They have users’ shopping data, now married to zip code (which tends to indicate income levels) and to family members (if you set up “sub-accounts” on Prime). Amazon acquires age and demographic information, and if they want to, Amazon can purchase your credit score and other available data to provide a fuller view of a consumer. They can successfully charge you more than the next buyer for something they’re confident you want, like that “soon to obsoleted” piece of technology.

In the narrow confines of online advertising and commerce, combining some of these data clearly makes marketing more efficient by improving targeting, and by identifying and eliminating the famed half of the marketing budget that is wasted. As HBR noted:

“Marketers have trained their big-data telescopes at a single point: predicting each customer’s next transaction. In pursuit of this prize marketers strive to paint an ever more detailed portrait of each consumer, memorizing her media preferences, scrutinizing her shopping habits, and cataloging her interests, aspirations and desires. The result is a detailed, high-resolution close-up of each customer that reveals her next move”.

We have reached an inflection point.  Data are ubiquitous, and the marriage of data from multiple sources is commonplace. We are witnessing the transition from from data improving efficiency, to data becoming a strategy, to data becoming a barrier to entry (monopoly)!

Today, data is a strategy, and we need to start thinking about it as one. While scale is always a source of leverage for a supplier, with data the marginal acquisition cost is near zero and the benefit to data aggregators grows exponentially with each incremental data element. Data should adhere to the same competitive standards as other business strategies.

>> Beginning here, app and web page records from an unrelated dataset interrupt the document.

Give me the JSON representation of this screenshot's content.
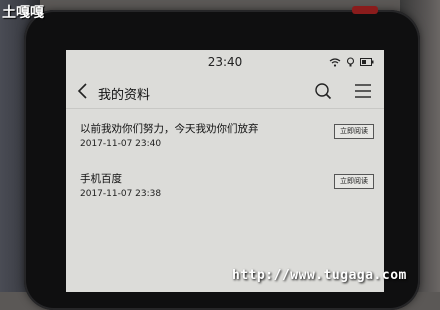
{
  "watermark": {
    "top_text": "土嘎嘎",
    "bottom_url": "http://www.tugaga.com"
  },
  "status_bar": {
    "time": "23:40"
  },
  "header": {
    "title": "我的资料"
  },
  "items": [
    {
      "title": "以前我劝你们努力，今天我劝你们放弃",
      "date": "2017-11-07 23:40",
      "button": "立即阅读"
    },
    {
      "title": "手机百度",
      "date": "2017-11-07 23:38",
      "button": "立即阅读"
    }
  ],
  "icons": [
    "back-icon",
    "search-icon",
    "menu-icon",
    "wifi-icon",
    "brightness-icon",
    "battery-icon"
  ]
}
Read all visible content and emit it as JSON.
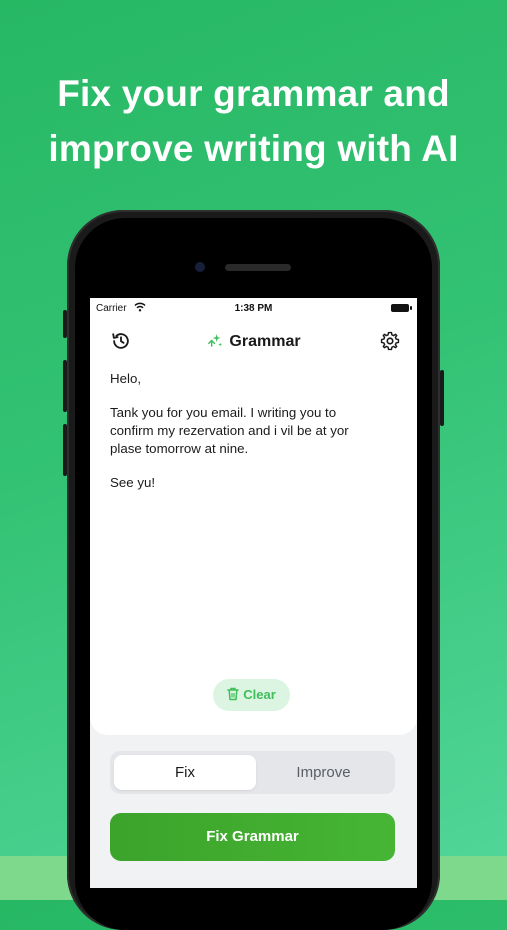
{
  "headline": {
    "line1": "Fix your grammar and",
    "line2": "improve writing with AI"
  },
  "status_bar": {
    "carrier": "Carrier",
    "time": "1:38 PM"
  },
  "nav": {
    "title": "Grammar",
    "left_icon": "history-icon",
    "right_icon": "settings-icon",
    "title_icon": "sparkle-icon"
  },
  "editor": {
    "paragraphs": [
      "Helo,",
      "Tank you for you email. I writing you to\nconfirm my rezervation and i vil be at yor\nplase tomorrow at nine.",
      "See yu!"
    ]
  },
  "clear_button": {
    "label": "Clear",
    "icon": "trash-icon"
  },
  "mode_tabs": [
    {
      "label": "Fix",
      "selected": true
    },
    {
      "label": "Improve",
      "selected": false
    }
  ],
  "primary_button": {
    "label": "Fix Grammar"
  },
  "colors": {
    "accent": "#46b534",
    "clear_bg": "#dcf5e2",
    "clear_text": "#3fbe5a",
    "background_green": "#33c274"
  }
}
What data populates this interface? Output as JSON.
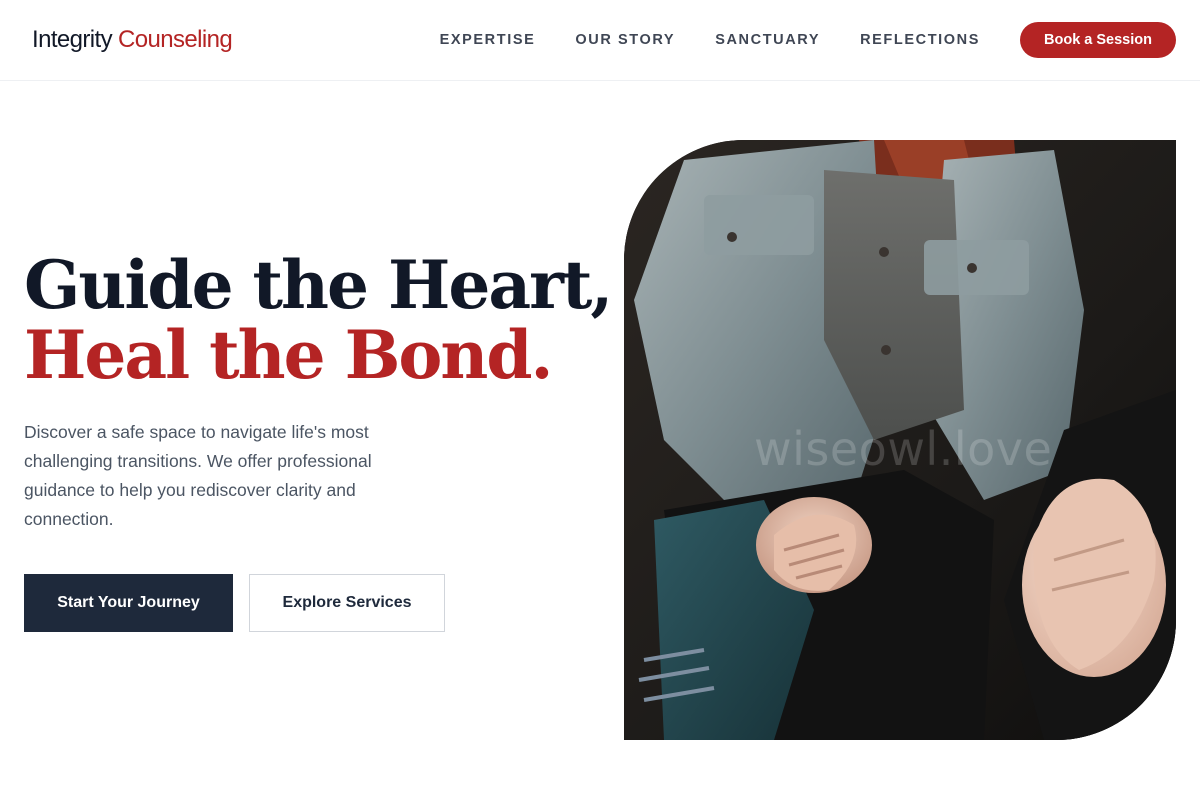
{
  "brand": {
    "first": "Integrity",
    "second": "Counseling"
  },
  "nav": {
    "items": [
      {
        "label": "EXPERTISE"
      },
      {
        "label": "OUR STORY"
      },
      {
        "label": "SANCTUARY"
      },
      {
        "label": "REFLECTIONS"
      }
    ],
    "cta_label": "Book a Session"
  },
  "hero": {
    "title_line1": "Guide the Heart,",
    "title_line2": "Heal the Bond.",
    "description": "Discover a safe space to navigate life's most challenging transitions. We offer professional guidance to help you rediscover clarity and connection.",
    "primary_button": "Start Your Journey",
    "secondary_button": "Explore Services",
    "image_watermark": "wiseowl.love"
  },
  "colors": {
    "accent": "#b42424",
    "dark": "#1e293b",
    "text_muted": "#4b5563"
  }
}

Data monopolists’ ability to block competitors from entering the market is not markedly different from that of the oil monopolist Standard Oil or the telecommunications monopolist AT&T.

The real problem is that our institutions are still moving at the speed of analog while our economy is literally moving at the speed of light. The actions and behaviors of these companies is rational and so far seemingly legal, but left unchecked they will become egregious. Data corrupts and absolute data corrupts absolutely.